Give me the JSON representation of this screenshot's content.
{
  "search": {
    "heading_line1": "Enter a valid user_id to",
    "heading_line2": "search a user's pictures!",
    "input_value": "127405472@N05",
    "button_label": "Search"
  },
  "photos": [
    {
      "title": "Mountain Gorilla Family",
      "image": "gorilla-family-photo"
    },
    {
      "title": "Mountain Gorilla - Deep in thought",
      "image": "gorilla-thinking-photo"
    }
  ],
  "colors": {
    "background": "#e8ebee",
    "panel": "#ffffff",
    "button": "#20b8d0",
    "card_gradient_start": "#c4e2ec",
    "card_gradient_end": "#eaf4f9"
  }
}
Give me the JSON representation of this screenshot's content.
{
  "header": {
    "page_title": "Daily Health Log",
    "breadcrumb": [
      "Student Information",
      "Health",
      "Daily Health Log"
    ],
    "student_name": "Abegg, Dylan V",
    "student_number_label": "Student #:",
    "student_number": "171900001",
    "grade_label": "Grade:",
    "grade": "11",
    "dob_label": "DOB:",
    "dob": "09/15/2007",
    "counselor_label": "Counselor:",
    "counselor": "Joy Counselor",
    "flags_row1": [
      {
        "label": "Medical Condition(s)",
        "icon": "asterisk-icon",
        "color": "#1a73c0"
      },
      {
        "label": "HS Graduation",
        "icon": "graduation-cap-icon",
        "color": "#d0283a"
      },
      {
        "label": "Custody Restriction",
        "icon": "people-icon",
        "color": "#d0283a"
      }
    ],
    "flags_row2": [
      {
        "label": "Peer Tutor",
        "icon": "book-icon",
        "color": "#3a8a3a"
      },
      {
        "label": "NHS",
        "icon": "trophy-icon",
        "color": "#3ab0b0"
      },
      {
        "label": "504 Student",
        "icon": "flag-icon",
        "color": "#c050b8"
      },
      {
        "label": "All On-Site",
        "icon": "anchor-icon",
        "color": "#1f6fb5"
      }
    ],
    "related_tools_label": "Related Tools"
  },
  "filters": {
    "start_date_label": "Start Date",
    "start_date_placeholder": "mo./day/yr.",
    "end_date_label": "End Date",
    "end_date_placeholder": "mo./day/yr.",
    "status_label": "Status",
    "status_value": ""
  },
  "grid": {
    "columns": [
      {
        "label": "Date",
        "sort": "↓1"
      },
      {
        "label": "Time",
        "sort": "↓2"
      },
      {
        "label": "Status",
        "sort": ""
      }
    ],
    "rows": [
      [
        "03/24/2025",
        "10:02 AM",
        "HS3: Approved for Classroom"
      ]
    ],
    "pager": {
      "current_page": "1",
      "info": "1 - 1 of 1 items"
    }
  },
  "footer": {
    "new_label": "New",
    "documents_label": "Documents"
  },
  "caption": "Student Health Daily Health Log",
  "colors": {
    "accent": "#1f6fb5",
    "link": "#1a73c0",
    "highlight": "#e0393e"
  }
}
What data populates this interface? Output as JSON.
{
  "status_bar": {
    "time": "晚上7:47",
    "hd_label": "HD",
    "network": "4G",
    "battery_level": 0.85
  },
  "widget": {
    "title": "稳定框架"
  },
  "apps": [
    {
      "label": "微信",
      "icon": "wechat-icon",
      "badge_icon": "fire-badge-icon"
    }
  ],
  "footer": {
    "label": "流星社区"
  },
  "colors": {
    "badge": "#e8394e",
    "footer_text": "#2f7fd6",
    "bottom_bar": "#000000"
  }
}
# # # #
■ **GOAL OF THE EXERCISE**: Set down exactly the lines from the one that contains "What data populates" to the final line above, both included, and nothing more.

■ **SOLUTION TO THE PROBLEM**:
What data populates this interface? Output as JSON.
{
  "status_bar": {
    "time": "晚上7:47",
    "hd_label": "HD",
    "network": "4G",
    "battery_level": 0.85
  },
  "widget": {
    "title": "稳定框架"
  },
  "apps": [
    {
      "label": "微信",
      "icon": "wechat-icon",
      "badge_icon": "fire-badge-icon"
    }
  ],
  "footer": {
    "label": "流星社区"
  },
  "colors": {
    "badge": "#e8394e",
    "footer_text": "#2f7fd6",
    "bottom_bar": "#000000"
  }
}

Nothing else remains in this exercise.